(Supplied records begins)

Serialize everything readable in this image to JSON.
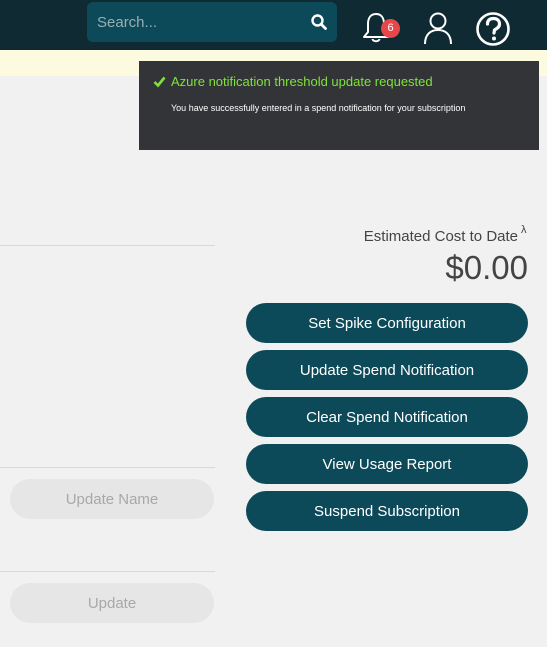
{
  "header": {
    "search_placeholder": "Search...",
    "notification_count": "6"
  },
  "toast": {
    "title": "Azure notification threshold update requested",
    "message": "You have successfully entered in a spend notification for your subscription",
    "title_color": "#7ee33a"
  },
  "cost": {
    "label": "Estimated Cost to Date",
    "label_sup": "λ",
    "value": "$0.00"
  },
  "actions": {
    "set_spike": "Set Spike Configuration",
    "update_spend": "Update Spend Notification",
    "clear_spend": "Clear Spend Notification",
    "view_usage": "View Usage Report",
    "suspend": "Suspend Subscription"
  },
  "form": {
    "update_name_label": "Update Name",
    "update_label": "Update"
  },
  "colors": {
    "topbar": "#0f2a33",
    "accent": "#0c4a59",
    "badge": "#e8474a"
  },
  "icons": {
    "search": "search-icon",
    "bell": "bell-icon",
    "user": "user-icon",
    "help": "help-icon",
    "check": "check-icon"
  }
}
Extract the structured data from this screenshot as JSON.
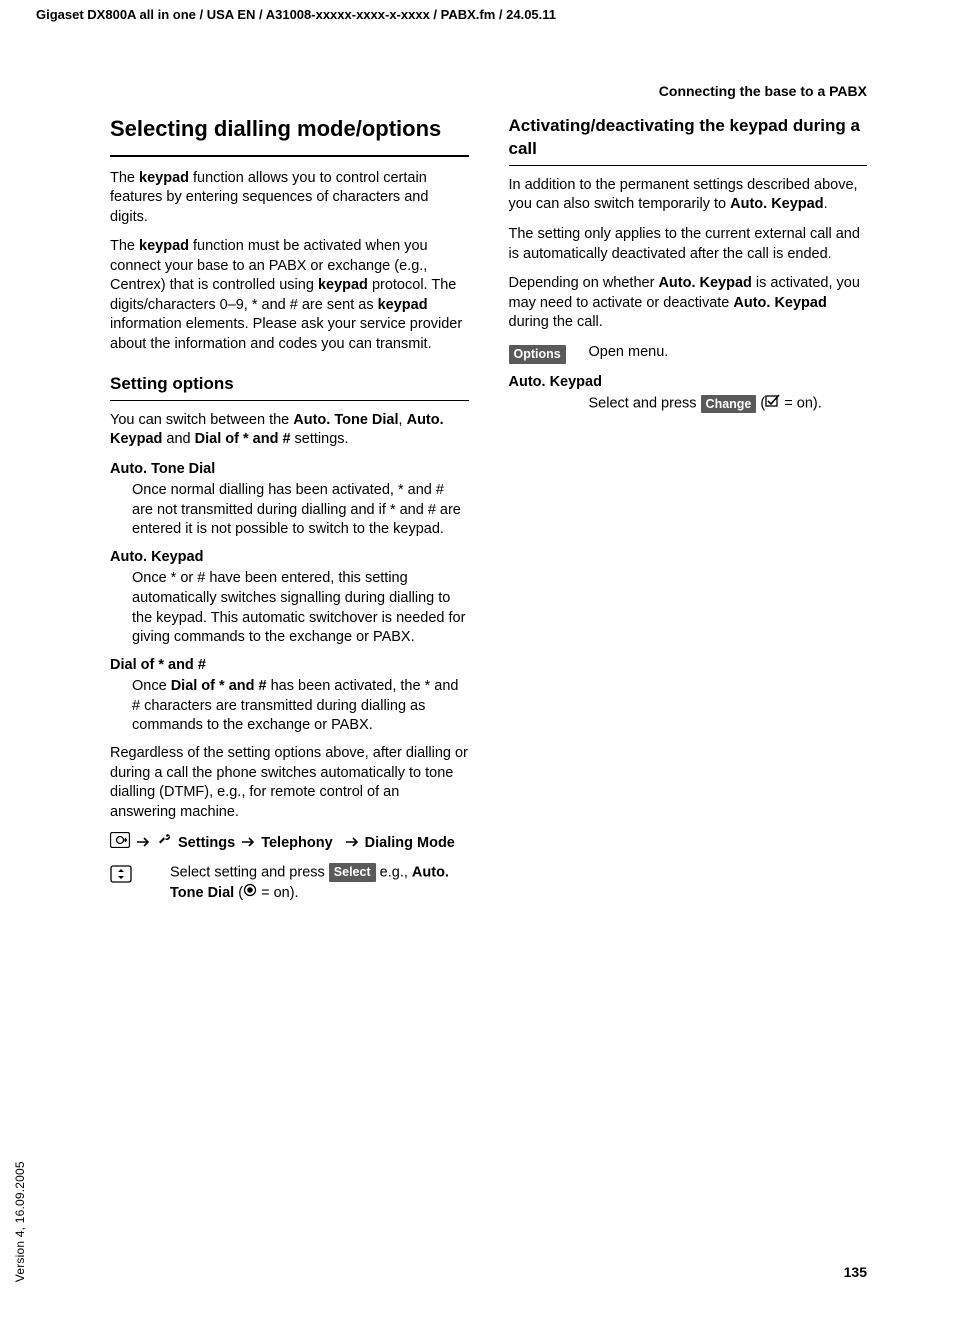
{
  "meta": {
    "header": "Gigaset DX800A all in one / USA EN / A31008-xxxxx-xxxx-x-xxxx / PABX.fm / 24.05.11",
    "section_header": "Connecting the base to a PABX",
    "page_number": "135",
    "version_side": "Version 4, 16.09.2005"
  },
  "left": {
    "h1": "Selecting dialling mode/options",
    "p1_a": "The ",
    "p1_b": "keypad",
    "p1_c": " function allows you to control certain features by entering sequences of characters and digits.",
    "p2_a": "The ",
    "p2_b": "keypad",
    "p2_c": " function must be activated when you connect your base to an PABX or exchange (e.g., Centrex) that is controlled using ",
    "p2_d": "keypad",
    "p2_e": " protocol. The digits/characters 0–9, * and # are sent as ",
    "p2_f": "keypad",
    "p2_g": " information elements. Please ask your service provider about the information and codes you can transmit.",
    "h2": "Setting options",
    "so_p1_a": "You can switch between the ",
    "so_p1_b": "Auto. Tone Dial",
    "so_p1_c": ", ",
    "so_p1_d": "Auto. Keypad",
    "so_p1_e": " and ",
    "so_p1_f": "Dial of * and #",
    "so_p1_g": " settings.",
    "term1": "Auto. Tone Dial",
    "def1": "Once normal dialling has been activated, * and # are not transmitted during dialling and if * and # are entered it is not possible to switch to the keypad.",
    "term2": "Auto. Keypad",
    "def2": "Once * or # have been entered, this setting automatically switches signalling during dialling to the keypad. This automatic switchover is needed for giving commands to the exchange or PABX.",
    "term3": "Dial of * and #",
    "def3_a": "Once ",
    "def3_b": "Dial of * and #",
    "def3_c": " has been activated, the * and # characters are transmitted during dialling as commands to the exchange or PABX.",
    "so_p2": "Regardless of the setting options above, after dialling or during a call the phone switches automatically to tone dialling (DTMF), e.g., for remote control of an answering machine.",
    "nav_settings": "Settings",
    "nav_telephony": "Telephony",
    "nav_dialing": "Dialing Mode",
    "instr1_a": "Select setting and press ",
    "instr1_key": "Select",
    "instr1_b": " e.g., ",
    "instr1_c": "Auto. Tone Dial",
    "instr1_d": " (",
    "instr1_e": " = on)."
  },
  "right": {
    "h2": "Activating/deactivating the keypad during a call",
    "p1_a": "In addition to the permanent settings described above, you can also switch temporarily to ",
    "p1_b": "Auto. Keypad",
    "p1_c": ".",
    "p2": "The setting only applies to the current external call and is automatically deactivated after the call is ended.",
    "p3_a": "Depending on whether ",
    "p3_b": "Auto. Keypad",
    "p3_c": " is activated, you may need to activate or deactivate ",
    "p3_d": "Auto. Keypad",
    "p3_e": " during the call.",
    "row1_key": "Options",
    "row1_text": "Open menu.",
    "term": "Auto. Keypad",
    "row2_a": "Select and press ",
    "row2_key": "Change",
    "row2_b": " (",
    "row2_c": " = on)."
  }
}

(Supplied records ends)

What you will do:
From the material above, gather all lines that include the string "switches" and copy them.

Answer space:
    "def2": "Once * or # have been entered, this setting automatically switches signalling during dialling to the keypad. This automatic switchover is needed for giving commands to the exchange or PABX.",
    "so_p2": "Regardless of the setting options above, after dialling or during a call the phone switches automatically to tone dialling (DTMF), e.g., for remote control of an answering machine.",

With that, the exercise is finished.